Woman sent to prison for suffering a miscarriage


The news from the US that women face tighter restrictions on abortion has been felt in El Salvador, which itself has very strict laws preventing access.

In February, four women sat down before the full glare of El Salvador’s press. Between them, they had served nearly 50 years in prison.

Their crime was to have the misfortune of suffering a miscarriage – in a country with one of the strictest abortion laws in the world.

Among them was Elsy.

In June 2011, Elsy was pregnant and working as a domestic worker in her hometown. She remembers going to the toilet at work, where she apparently passed out.

When she came to a little later, she was surrounded by police officers. Her baby was gone. Her boss had reported her for terminating the pregnancy.

At her trial, Elsy was sentenced to 30 years for aggravated homicide. She served 10 before campaigners managed to get her sentence shortened.

“I felt terrible in prison, all I could think of was the 30 years,” Elsy told the BBC. “I thought I’d never see my mother or any of my family again.”

Elsy tried to distract herself in jail. She got her high school diploma, participated in workshops and volunteered at the prison church.

Yet it wasn’t enough to stop her from entering a dark place in her head.

“I just kept thinking, ‘Why? Why did those who testified against me do this?'”

Now back living with her family, Elsy says her sentence was simply an “injustice which happens” in El Salvador. She points out there are many still going through what she did.

As recently as May, a woman identified as “Esme” was sentenced to 30 years, also for aggravated homicide following a miscarriage.

But protests have been difficult since the country’s controversial president, Nayib Bukele, imposed a state of exception giving the police wide-ranging powers of arrest.

Mariana Moisa is one of the leading women’s rights activists in El Salvador. She is part of the “green wave” abortion rights movement sweeping across Latin America.

Ms Moisa says their battle isn’t just to free the women or even change the law, but to shift attitudes in society.

“We have to keep working, it depends on us and not the political parties”, she says at her organisation’s headquarters in San Salvador. “We have to face up to our reality and promote real cultural changes.”

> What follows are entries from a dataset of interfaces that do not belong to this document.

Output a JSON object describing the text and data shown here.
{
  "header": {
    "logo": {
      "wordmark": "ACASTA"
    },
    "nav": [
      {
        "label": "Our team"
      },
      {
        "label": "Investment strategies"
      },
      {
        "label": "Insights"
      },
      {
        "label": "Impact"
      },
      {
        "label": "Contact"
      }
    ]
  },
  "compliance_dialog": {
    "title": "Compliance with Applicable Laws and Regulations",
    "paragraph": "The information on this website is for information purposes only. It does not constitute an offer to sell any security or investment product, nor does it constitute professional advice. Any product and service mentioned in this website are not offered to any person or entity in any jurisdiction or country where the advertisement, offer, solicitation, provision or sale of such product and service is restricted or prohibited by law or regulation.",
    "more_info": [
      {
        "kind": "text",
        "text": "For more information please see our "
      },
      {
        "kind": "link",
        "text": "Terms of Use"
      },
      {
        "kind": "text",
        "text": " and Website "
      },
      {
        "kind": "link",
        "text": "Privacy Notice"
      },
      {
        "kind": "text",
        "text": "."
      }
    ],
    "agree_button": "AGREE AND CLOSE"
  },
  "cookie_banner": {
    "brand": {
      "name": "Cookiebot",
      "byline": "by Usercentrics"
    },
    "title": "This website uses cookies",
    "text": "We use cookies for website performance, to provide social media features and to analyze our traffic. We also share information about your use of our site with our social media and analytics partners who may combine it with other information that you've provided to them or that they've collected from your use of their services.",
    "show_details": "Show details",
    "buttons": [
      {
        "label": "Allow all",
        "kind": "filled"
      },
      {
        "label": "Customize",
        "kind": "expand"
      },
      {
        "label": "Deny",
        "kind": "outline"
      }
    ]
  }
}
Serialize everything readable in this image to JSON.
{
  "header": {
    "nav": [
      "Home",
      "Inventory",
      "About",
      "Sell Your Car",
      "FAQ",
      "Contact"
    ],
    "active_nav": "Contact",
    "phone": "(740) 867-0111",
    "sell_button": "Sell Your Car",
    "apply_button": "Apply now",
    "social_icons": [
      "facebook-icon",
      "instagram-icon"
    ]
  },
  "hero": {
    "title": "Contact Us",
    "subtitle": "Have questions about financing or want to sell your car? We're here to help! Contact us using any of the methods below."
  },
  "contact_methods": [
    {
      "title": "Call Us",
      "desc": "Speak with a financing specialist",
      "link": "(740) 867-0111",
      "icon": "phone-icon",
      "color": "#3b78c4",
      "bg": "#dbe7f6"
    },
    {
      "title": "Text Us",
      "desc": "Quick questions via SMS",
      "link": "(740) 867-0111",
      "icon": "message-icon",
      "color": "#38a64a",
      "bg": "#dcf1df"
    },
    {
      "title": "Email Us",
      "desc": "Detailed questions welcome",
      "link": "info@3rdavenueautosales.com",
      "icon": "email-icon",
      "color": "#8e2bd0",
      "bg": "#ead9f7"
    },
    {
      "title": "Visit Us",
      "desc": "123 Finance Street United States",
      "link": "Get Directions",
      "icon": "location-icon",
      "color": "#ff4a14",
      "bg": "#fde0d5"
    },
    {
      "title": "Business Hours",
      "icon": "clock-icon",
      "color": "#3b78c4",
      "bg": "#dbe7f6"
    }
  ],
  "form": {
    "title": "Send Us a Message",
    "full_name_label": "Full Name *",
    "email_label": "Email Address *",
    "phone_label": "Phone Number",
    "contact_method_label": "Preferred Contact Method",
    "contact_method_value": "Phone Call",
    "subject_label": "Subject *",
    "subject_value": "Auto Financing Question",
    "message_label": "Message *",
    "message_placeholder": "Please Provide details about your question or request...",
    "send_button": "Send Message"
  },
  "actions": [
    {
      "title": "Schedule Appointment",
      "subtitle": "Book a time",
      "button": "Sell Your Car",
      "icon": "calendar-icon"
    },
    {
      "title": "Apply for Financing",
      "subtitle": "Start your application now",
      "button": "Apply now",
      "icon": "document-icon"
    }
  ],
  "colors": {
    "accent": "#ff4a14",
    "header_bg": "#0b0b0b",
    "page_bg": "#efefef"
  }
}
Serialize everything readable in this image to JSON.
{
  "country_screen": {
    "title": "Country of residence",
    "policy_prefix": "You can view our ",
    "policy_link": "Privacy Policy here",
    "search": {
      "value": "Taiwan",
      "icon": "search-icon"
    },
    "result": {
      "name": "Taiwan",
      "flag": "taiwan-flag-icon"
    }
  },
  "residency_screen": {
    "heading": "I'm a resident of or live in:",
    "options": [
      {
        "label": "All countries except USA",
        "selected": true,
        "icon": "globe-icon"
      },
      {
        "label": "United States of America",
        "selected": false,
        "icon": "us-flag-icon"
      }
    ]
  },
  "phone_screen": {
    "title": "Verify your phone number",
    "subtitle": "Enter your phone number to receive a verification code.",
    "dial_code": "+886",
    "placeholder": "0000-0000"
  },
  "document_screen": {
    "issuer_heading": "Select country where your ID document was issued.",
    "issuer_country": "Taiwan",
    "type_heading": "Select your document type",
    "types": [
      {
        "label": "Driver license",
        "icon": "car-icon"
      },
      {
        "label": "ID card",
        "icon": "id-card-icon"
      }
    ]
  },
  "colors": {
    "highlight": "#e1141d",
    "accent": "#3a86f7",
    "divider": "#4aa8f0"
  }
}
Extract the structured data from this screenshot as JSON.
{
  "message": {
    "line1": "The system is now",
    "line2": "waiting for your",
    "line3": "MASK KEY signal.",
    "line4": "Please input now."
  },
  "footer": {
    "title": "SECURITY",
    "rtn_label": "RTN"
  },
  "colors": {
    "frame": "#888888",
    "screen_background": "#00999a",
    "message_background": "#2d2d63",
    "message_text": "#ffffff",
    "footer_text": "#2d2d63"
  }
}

Over in the United States, the US Supreme Court has overturned a ruling that made abortion a constitutional right.

Campaigners like Ms Moisa fear this will strengthen the hand of conservatives across Central America.

The US would do well to look south, she warns, to see how an outright ban can lead to “denying women their freedom in these circumstances”.


Source: BBC

Leave A Reply

Your email address will not be published.